→ **What the task requires**:
Only the text of the records belongs in the answer; the pictures must be dropped.

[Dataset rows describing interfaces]
%%
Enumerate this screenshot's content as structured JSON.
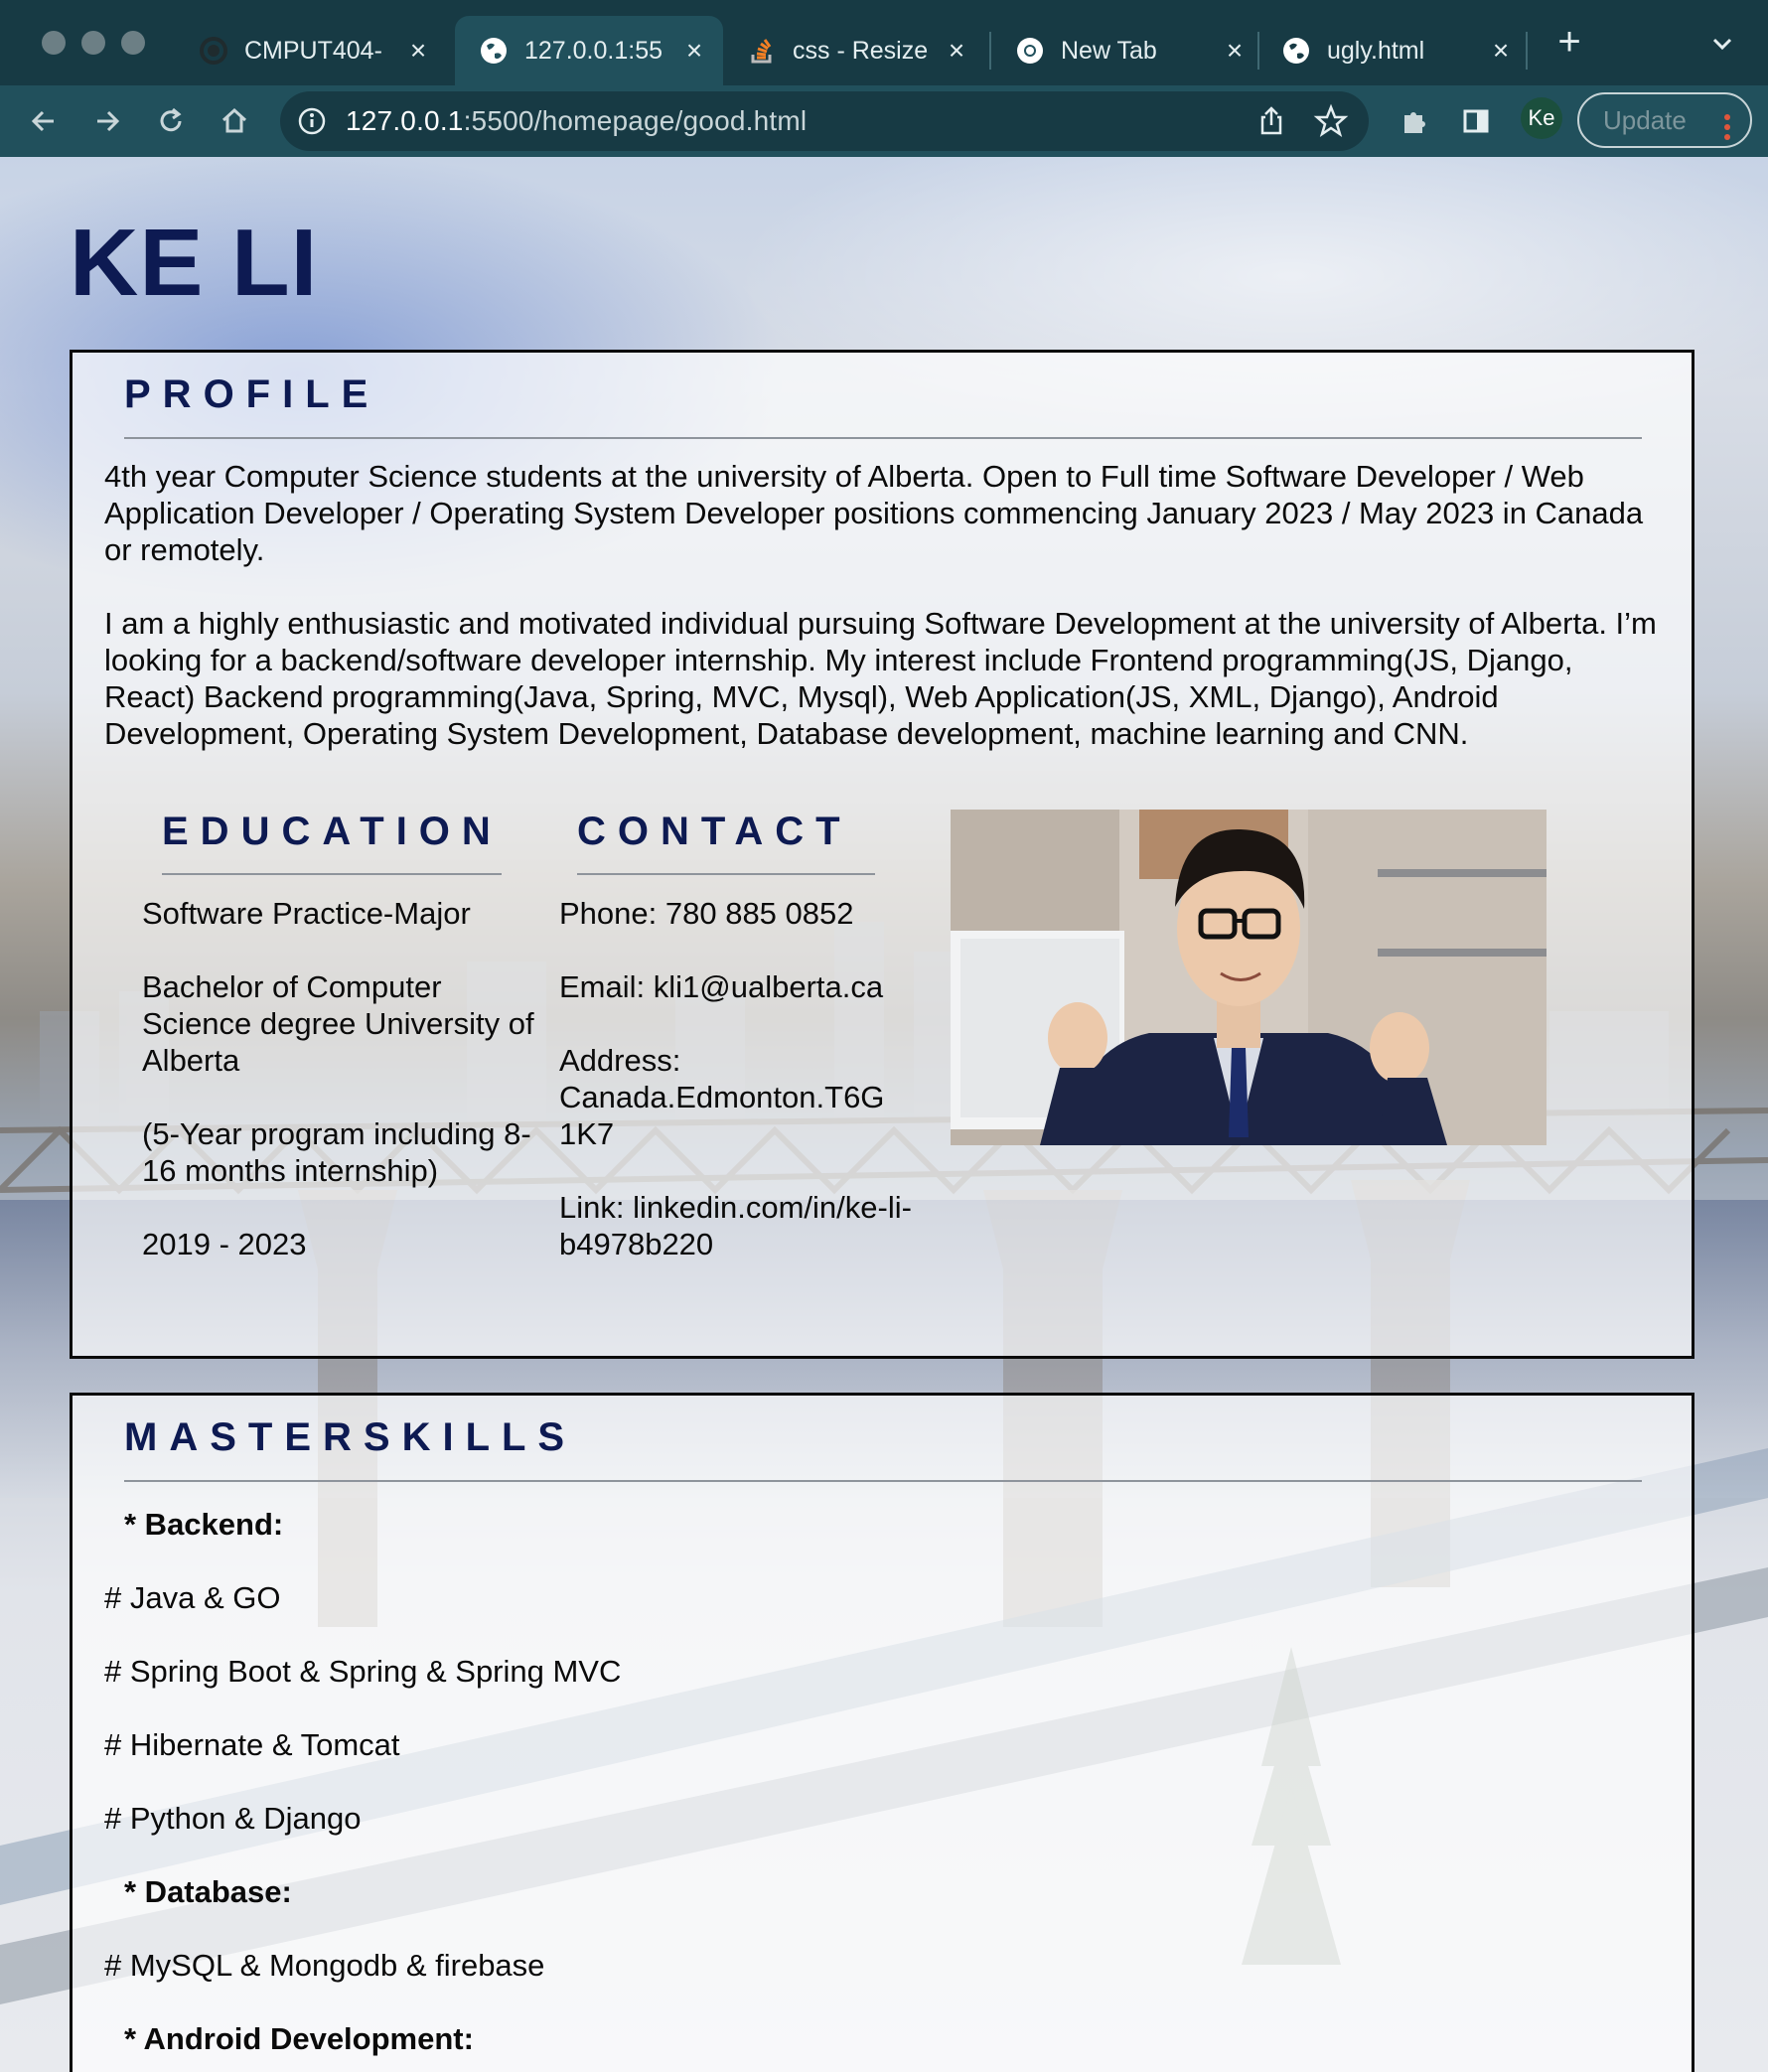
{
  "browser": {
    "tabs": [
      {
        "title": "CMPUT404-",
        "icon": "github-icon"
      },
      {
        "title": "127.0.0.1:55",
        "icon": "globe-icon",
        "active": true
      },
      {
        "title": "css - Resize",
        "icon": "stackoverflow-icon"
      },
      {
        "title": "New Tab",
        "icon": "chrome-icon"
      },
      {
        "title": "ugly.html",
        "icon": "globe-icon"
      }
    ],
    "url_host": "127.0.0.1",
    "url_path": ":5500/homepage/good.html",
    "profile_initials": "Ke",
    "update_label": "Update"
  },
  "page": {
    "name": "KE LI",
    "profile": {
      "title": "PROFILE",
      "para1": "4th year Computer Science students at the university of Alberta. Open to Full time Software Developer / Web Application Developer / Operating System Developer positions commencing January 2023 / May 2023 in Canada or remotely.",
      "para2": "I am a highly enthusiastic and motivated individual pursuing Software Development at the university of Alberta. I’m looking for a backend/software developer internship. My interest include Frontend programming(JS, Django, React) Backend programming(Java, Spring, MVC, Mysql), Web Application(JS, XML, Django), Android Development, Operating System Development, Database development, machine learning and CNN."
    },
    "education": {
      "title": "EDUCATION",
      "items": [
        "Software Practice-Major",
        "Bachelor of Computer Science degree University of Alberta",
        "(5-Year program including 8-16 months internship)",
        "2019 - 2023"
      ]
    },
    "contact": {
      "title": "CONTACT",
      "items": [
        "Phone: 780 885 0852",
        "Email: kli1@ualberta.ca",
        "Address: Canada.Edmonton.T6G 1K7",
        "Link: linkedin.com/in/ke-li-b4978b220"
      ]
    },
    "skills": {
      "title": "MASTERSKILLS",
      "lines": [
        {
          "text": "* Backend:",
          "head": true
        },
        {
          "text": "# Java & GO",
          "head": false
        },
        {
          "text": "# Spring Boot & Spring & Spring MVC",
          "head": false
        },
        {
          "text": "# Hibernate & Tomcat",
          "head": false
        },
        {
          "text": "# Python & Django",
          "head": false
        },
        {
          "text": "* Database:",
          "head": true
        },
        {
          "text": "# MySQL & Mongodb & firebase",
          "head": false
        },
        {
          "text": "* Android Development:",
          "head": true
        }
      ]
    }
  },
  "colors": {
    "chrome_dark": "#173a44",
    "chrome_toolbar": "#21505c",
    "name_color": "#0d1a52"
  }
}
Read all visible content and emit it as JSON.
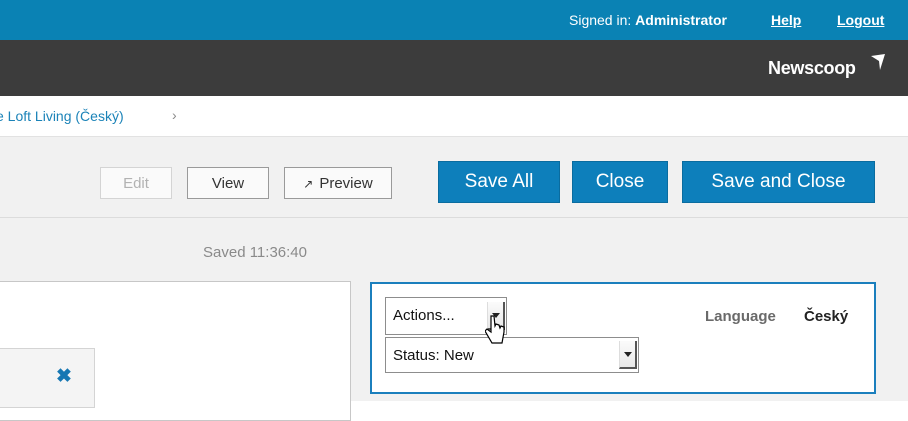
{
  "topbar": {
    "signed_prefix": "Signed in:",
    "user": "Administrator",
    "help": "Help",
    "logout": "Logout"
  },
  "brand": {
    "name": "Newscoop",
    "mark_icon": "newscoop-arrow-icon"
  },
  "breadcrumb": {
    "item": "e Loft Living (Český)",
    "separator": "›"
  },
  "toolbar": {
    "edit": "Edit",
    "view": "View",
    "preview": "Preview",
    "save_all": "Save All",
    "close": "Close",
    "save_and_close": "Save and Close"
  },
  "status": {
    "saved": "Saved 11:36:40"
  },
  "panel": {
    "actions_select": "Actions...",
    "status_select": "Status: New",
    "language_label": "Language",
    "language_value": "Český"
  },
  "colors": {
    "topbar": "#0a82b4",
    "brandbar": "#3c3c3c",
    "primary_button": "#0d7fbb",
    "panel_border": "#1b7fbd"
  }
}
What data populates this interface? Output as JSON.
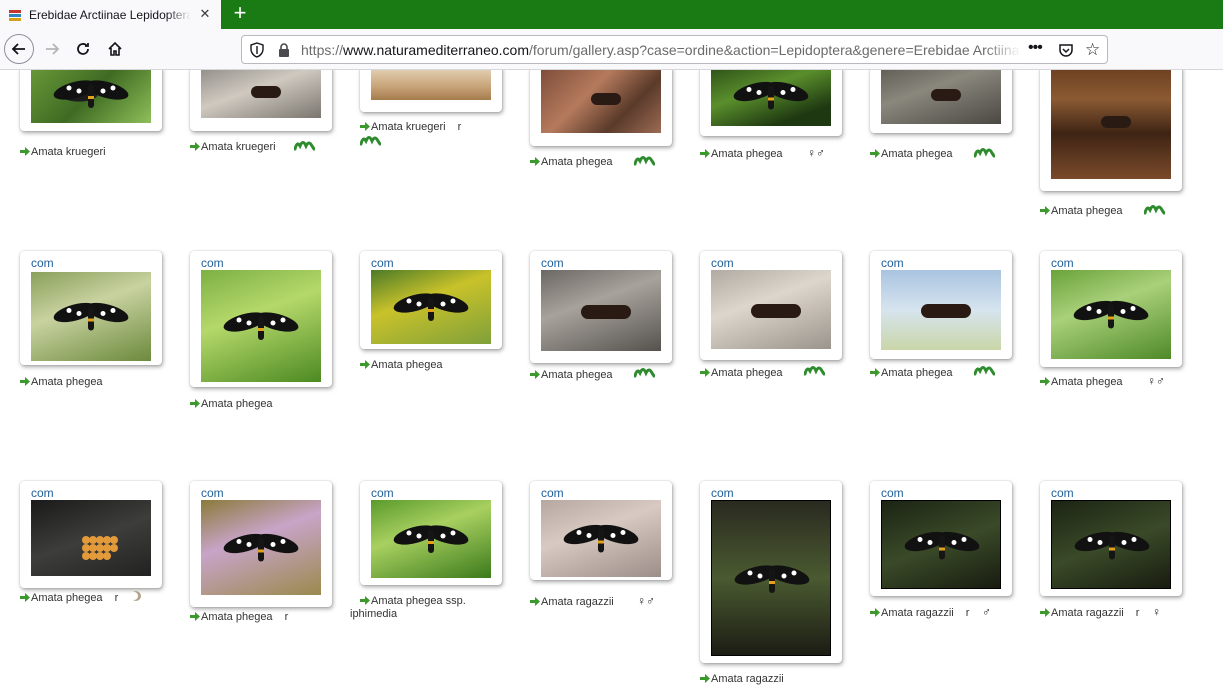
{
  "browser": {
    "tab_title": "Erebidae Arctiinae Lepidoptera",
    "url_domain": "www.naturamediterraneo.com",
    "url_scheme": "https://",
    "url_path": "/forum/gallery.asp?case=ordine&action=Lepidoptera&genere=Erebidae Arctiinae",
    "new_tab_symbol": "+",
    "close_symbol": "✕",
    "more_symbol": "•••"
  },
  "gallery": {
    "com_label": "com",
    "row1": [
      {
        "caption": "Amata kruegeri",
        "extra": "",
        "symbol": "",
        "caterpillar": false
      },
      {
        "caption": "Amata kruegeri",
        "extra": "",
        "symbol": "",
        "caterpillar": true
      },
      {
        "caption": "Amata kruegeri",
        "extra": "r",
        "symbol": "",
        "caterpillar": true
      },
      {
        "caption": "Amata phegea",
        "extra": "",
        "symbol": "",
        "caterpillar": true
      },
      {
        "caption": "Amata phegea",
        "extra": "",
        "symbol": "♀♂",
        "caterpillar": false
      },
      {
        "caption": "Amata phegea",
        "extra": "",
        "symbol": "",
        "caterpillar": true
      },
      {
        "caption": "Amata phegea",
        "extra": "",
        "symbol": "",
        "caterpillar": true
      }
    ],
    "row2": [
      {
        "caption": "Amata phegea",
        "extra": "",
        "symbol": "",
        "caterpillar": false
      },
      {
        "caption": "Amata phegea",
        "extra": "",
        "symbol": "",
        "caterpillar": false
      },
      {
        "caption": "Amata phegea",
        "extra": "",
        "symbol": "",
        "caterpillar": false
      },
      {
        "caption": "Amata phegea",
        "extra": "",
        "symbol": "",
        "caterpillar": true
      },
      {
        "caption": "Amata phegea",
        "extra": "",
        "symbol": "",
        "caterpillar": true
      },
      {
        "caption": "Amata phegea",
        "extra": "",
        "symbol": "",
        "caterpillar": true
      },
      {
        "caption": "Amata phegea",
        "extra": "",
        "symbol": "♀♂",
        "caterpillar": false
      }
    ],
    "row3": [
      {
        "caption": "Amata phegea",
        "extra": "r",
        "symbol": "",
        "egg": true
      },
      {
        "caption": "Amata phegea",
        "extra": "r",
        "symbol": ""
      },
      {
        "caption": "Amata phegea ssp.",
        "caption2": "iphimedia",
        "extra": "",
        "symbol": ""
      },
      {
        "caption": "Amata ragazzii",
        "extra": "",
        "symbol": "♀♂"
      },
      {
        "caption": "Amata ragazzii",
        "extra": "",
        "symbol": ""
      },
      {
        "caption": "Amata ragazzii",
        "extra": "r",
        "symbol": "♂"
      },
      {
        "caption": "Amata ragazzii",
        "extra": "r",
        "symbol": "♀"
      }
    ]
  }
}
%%
→ **Answer to the problem**:
Enumerate this screenshot's content as structured JSON.
{
  "browser": {
    "tabs": [
      {
        "title": "CMPUT404-",
        "icon": "github-icon"
      },
      {
        "title": "127.0.0.1:55",
        "icon": "globe-icon",
        "active": true
      },
      {
        "title": "css - Resize",
        "icon": "stackoverflow-icon"
      },
      {
        "title": "New Tab",
        "icon": "chrome-icon"
      },
      {
        "title": "ugly.html",
        "icon": "globe-icon"
      }
    ],
    "url_host": "127.0.0.1",
    "url_path": ":5500/homepage/good.html",
    "profile_initials": "Ke",
    "update_label": "Update"
  },
  "page": {
    "name": "KE LI",
    "profile": {
      "title": "PROFILE",
      "para1": "4th year Computer Science students at the university of Alberta. Open to Full time Software Developer / Web Application Developer / Operating System Developer positions commencing January 2023 / May 2023 in Canada or remotely.",
      "para2": "I am a highly enthusiastic and motivated individual pursuing Software Development at the university of Alberta. I’m looking for a backend/software developer internship. My interest include Frontend programming(JS, Django, React) Backend programming(Java, Spring, MVC, Mysql), Web Application(JS, XML, Django), Android Development, Operating System Development, Database development, machine learning and CNN."
    },
    "education": {
      "title": "EDUCATION",
      "items": [
        "Software Practice-Major",
        "Bachelor of Computer Science degree University of Alberta",
        "(5-Year program including 8-16 months internship)",
        "2019 - 2023"
      ]
    },
    "contact": {
      "title": "CONTACT",
      "items": [
        "Phone: 780 885 0852",
        "Email: kli1@ualberta.ca",
        "Address: Canada.Edmonton.T6G 1K7",
        "Link: linkedin.com/in/ke-li-b4978b220"
      ]
    },
    "skills": {
      "title": "MASTERSKILLS",
      "lines": [
        {
          "text": "* Backend:",
          "head": true
        },
        {
          "text": "# Java & GO",
          "head": false
        },
        {
          "text": "# Spring Boot & Spring & Spring MVC",
          "head": false
        },
        {
          "text": "# Hibernate & Tomcat",
          "head": false
        },
        {
          "text": "# Python & Django",
          "head": false
        },
        {
          "text": "* Database:",
          "head": true
        },
        {
          "text": "# MySQL & Mongodb & firebase",
          "head": false
        },
        {
          "text": "* Android Development:",
          "head": true
        }
      ]
    }
  },
  "colors": {
    "chrome_dark": "#173a44",
    "chrome_toolbar": "#21505c",
    "name_color": "#0d1a52"
  }
}
Read all visible content and emit it as JSON.
{
  "topbar": {
    "signed_prefix": "Signed in:",
    "user": "Administrator",
    "help": "Help",
    "logout": "Logout"
  },
  "brand": {
    "name": "Newscoop",
    "mark_icon": "newscoop-arrow-icon"
  },
  "breadcrumb": {
    "item": "e Loft Living (Český)",
    "separator": "›"
  },
  "toolbar": {
    "edit": "Edit",
    "view": "View",
    "preview": "Preview",
    "save_all": "Save All",
    "close": "Close",
    "save_and_close": "Save and Close"
  },
  "status": {
    "saved": "Saved 11:36:40"
  },
  "panel": {
    "actions_select": "Actions...",
    "status_select": "Status: New",
    "language_label": "Language",
    "language_value": "Český"
  },
  "colors": {
    "topbar": "#0a82b4",
    "brandbar": "#3c3c3c",
    "primary_button": "#0d7fbb",
    "panel_border": "#1b7fbd"
  }
}
What data populates this interface? Output as JSON.
{
  "browser": {
    "tab_title": "Erebidae Arctiinae Lepidoptera",
    "url_domain": "www.naturamediterraneo.com",
    "url_scheme": "https://",
    "url_path": "/forum/gallery.asp?case=ordine&action=Lepidoptera&genere=Erebidae Arctiinae",
    "new_tab_symbol": "+",
    "close_symbol": "✕",
    "more_symbol": "•••"
  },
  "gallery": {
    "com_label": "com",
    "row1": [
      {
        "caption": "Amata kruegeri",
        "extra": "",
        "symbol": "",
        "caterpillar": false
      },
      {
        "caption": "Amata kruegeri",
        "extra": "",
        "symbol": "",
        "caterpillar": true
      },
      {
        "caption": "Amata kruegeri",
        "extra": "r",
        "symbol": "",
        "caterpillar": true
      },
      {
        "caption": "Amata phegea",
        "extra": "",
        "symbol": "",
        "caterpillar": true
      },
      {
        "caption": "Amata phegea",
        "extra": "",
        "symbol": "♀♂",
        "caterpillar": false
      },
      {
        "caption": "Amata phegea",
        "extra": "",
        "symbol": "",
        "caterpillar": true
      },
      {
        "caption": "Amata phegea",
        "extra": "",
        "symbol": "",
        "caterpillar": true
      }
    ],
    "row2": [
      {
        "caption": "Amata phegea",
        "extra": "",
        "symbol": "",
        "caterpillar": false
      },
      {
        "caption": "Amata phegea",
        "extra": "",
        "symbol": "",
        "caterpillar": false
      },
      {
        "caption": "Amata phegea",
        "extra": "",
        "symbol": "",
        "caterpillar": false
      },
      {
        "caption": "Amata phegea",
        "extra": "",
        "symbol": "",
        "caterpillar": true
      },
      {
        "caption": "Amata phegea",
        "extra": "",
        "symbol": "",
        "caterpillar": true
      },
      {
        "caption": "Amata phegea",
        "extra": "",
        "symbol": "",
        "caterpillar": true
      },
      {
        "caption": "Amata phegea",
        "extra": "",
        "symbol": "♀♂",
        "caterpillar": false
      }
    ],
    "row3": [
      {
        "caption": "Amata phegea",
        "extra": "r",
        "symbol": "",
        "egg": true
      },
      {
        "caption": "Amata phegea",
        "extra": "r",
        "symbol": ""
      },
      {
        "caption": "Amata phegea ssp.",
        "caption2": "iphimedia",
        "extra": "",
        "symbol": ""
      },
      {
        "caption": "Amata ragazzii",
        "extra": "",
        "symbol": "♀♂"
      },
      {
        "caption": "Amata ragazzii",
        "extra": "",
        "symbol": ""
      },
      {
        "caption": "Amata ragazzii",
        "extra": "r",
        "symbol": "♂"
      },
      {
        "caption": "Amata ragazzii",
        "extra": "r",
        "symbol": "♀"
      }
    ]
  }
}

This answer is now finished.